“RoboCop 2” in spite of the script from the once legendary Frank Miller, repeats much of the same beats as the first film. It’s twice as violent, and uneven in tone, but it’s basically the first film all over again in many respects. OCP is planning to release another new robotic police officer, they want to make RoboCop obsolete yet again, there’s a vicious violent gang on the loose and wreaking havoc, and they have some connections to OCP.
This time around OCP’s presence has become much more sentient, and they’re an unwavering force of moral grays who seem to be working for society, when they’re aiming toward their own means. I’m not too sure why they didn’t just scrap RoboCop after the first film, but in either case, Murphy is still the robotic officer, and is still experiencing moments where he remembers who he once was. The police and OCP executives are angry that RoboCop not only remember much of his past, but is rebelling against his masters a la Frankenstein’s monster. In a gripping moment, Murphy’s widow confronts RoboCop in tears, and he’s forced to turn her away insisting Murphy is long dead. Murphy is a man stuck in his body who can’t fight back or destroy himself. All he can do is find solace in helping what ever people he can, and trying to bring down OCP and their sinister plans.
Meanwhile, a new gang has been unleashed on Detroit with a new drug that they’re distributing that’s the most addictive substance ever created. RoboCop begins to figure out that they’re learning how to outsmart the cops, and begins infiltrating their underground ring with his partner Officer Lewis. “RoboCop 2” runs the gamut from dark comedy to violent action film time and time again, so when vicious scenes are staged, we can never be sure if it’s intended to be humorous or brutal. Take for example the moment when OCP executive begin displaying their failed attempts at new RoboCop models, including a skull faced police officer that commits suicide.
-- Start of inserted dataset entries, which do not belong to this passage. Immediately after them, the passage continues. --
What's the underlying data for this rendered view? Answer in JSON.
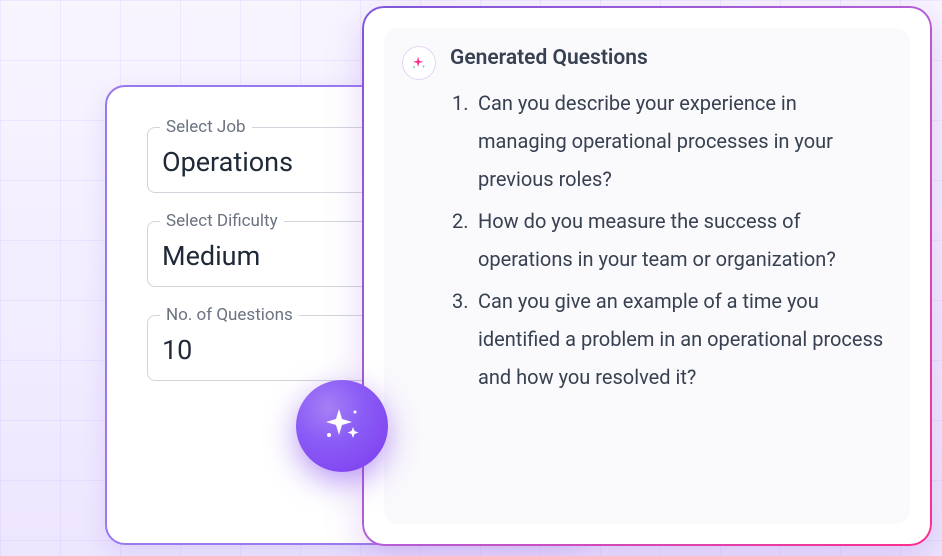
{
  "form": {
    "job": {
      "label": "Select Job",
      "value": "Operations"
    },
    "difficulty": {
      "label": "Select Dificulty",
      "value": "Medium"
    },
    "count": {
      "label": "No. of Questions",
      "value": "10"
    }
  },
  "output": {
    "title": "Generated Questions",
    "questions": [
      "Can you describe your experience in managing operational processes in your previous roles?",
      "How do you measure the success of operations in your team or organization?",
      "Can you give an example of a time you identified a problem in an operational process and how you resolved it?"
    ]
  }
}
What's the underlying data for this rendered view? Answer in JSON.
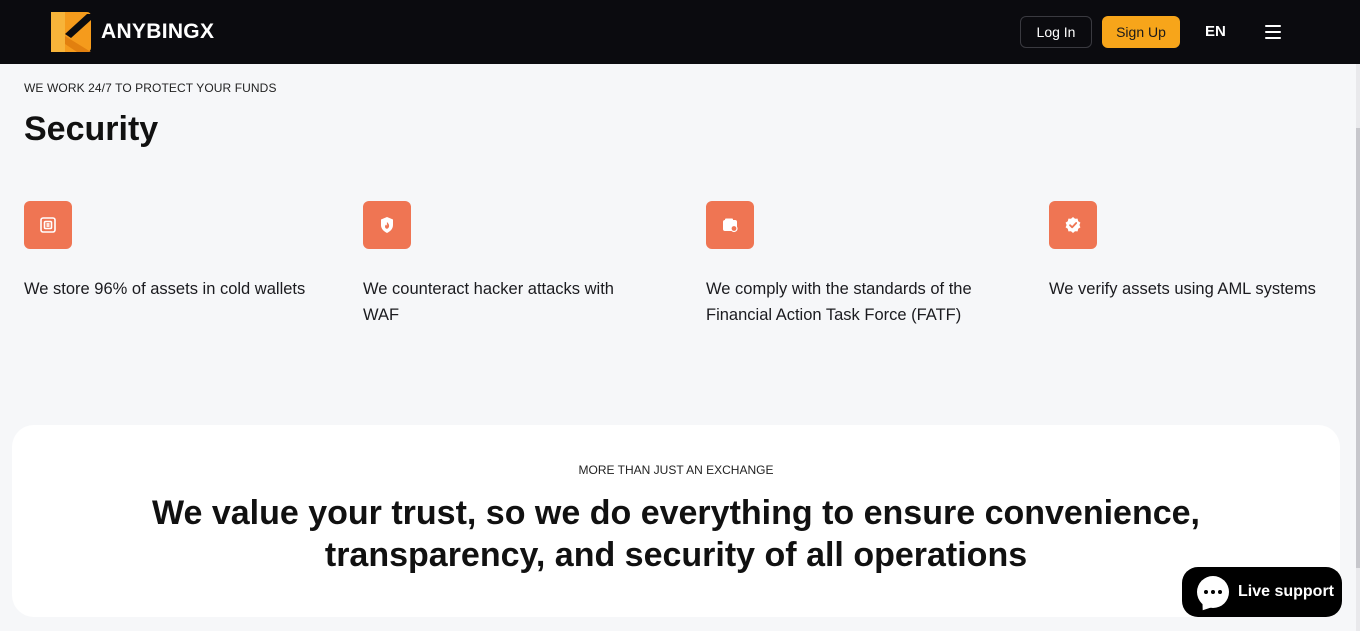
{
  "header": {
    "brand": "ANYBINGX",
    "login_label": "Log In",
    "signup_label": "Sign Up",
    "language": "EN",
    "colors": {
      "bar": "#0b0b0f",
      "accent": "#f7a51a"
    }
  },
  "security": {
    "eyebrow": "WE WORK 24/7 TO PROTECT YOUR FUNDS",
    "title": "Security",
    "features": [
      {
        "icon": "cold-wallet-icon",
        "text": "We store 96% of assets in cold wallets"
      },
      {
        "icon": "shield-fire-icon",
        "text": "We counteract hacker attacks with WAF"
      },
      {
        "icon": "wallet-badge-icon",
        "text": "We comply with the standards of the Financial Action Task Force (FATF)"
      },
      {
        "icon": "verified-badge-icon",
        "text": "We verify assets using AML systems"
      }
    ],
    "icon_color": "#ef7553"
  },
  "trust": {
    "eyebrow": "MORE THAN JUST AN EXCHANGE",
    "headline": "We value your trust, so we do everything to ensure convenience, transparency, and security of all operations"
  },
  "support": {
    "label": "Live support"
  }
}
I was never sure if that was a sequence intent on being horrific lending credence to the exploitative nature of Murphy’s situation, or humorous for its claymation and double takes by scientists. The battle between RoboCop and the new intended model is also quite boring and anti-climactic, even considering the unique spin on the new model. OCP is the real villain, and RoboCop, even as a mechanical sentry, seems to understand that they’ll be beaten in due time. OCP is an entity consistently biting themselves in the backsides, and RoboCop is wise enough to know when to strike. Tom Noonan is great as the new villain, the drug prophet Cain, while Peter Weller is still striking as Alex Murphy, struggling to build a semblance of an existence out of his robotic armor. “RoboCop 2” is a weak and utterly uneven follow-up, but at least presents some unique ideas about RoboCop and his world.